Longtime Braves broadcaster Skip Caray has passed away.
People often talk about how a particular album or band provided the "soundtrack to their lives." For me, the voice of Caray (along with that of Larry Munson) was about as close as I would come to having a familiar sound guide me through the years. We moved back to Georgia in the mid 70s, and I remember going to bed at night, being able to pick up the radio broadcasts of Braves west coast games. Shortly thereafter, when we got cable, the best thing about it was being able to watch the Braves, in all their early ineptitude, every single night.

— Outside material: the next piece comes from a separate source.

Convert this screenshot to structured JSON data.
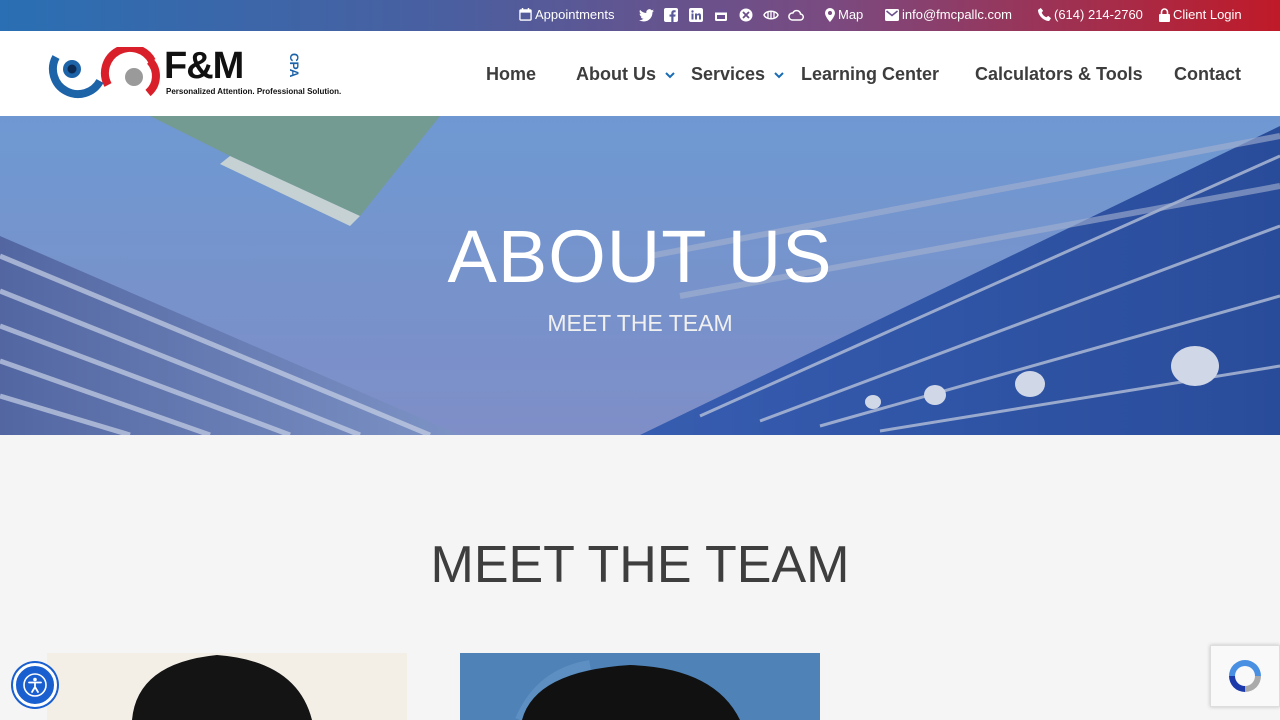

Skip, along with Ernie Johnson and Pete Van Wieren (and later, Joe Simpson and Don Sutton) were a welcome presence in our home every evening, even as Ted Turner managed the team for a night (!) and Pascual Perez made endless loops around I-285. Skip called 'em as he saw 'em, and brought a wry levity to games the home team could just never seem win. I was as gratified for Skip and the gang as I was the long-suffering fans when the Braves embarked on their historic run of postseason participation in the 90s, because you could feel the emotional investment in the team that had been there since the first time we turned on "Channel 17." When you were out and away from the tube, it was always gratifying to turn on the radio and hear that familiar voice telling you how the boys were doing.
With changes in the marketplace, and TBS's shift to sitcom repeats, you couldn't catch Skip on Braves broadcasts anymore. But when I moved up here, I got the MLB Extra Innings package to follow the games, and frequently listened in my car on XM Radio. Not too long ago I was all alone, driving around in a strange town, and hearing Skip lament the latest one-run loss made me feel more at "home."
So long, Skip. You'll be missed.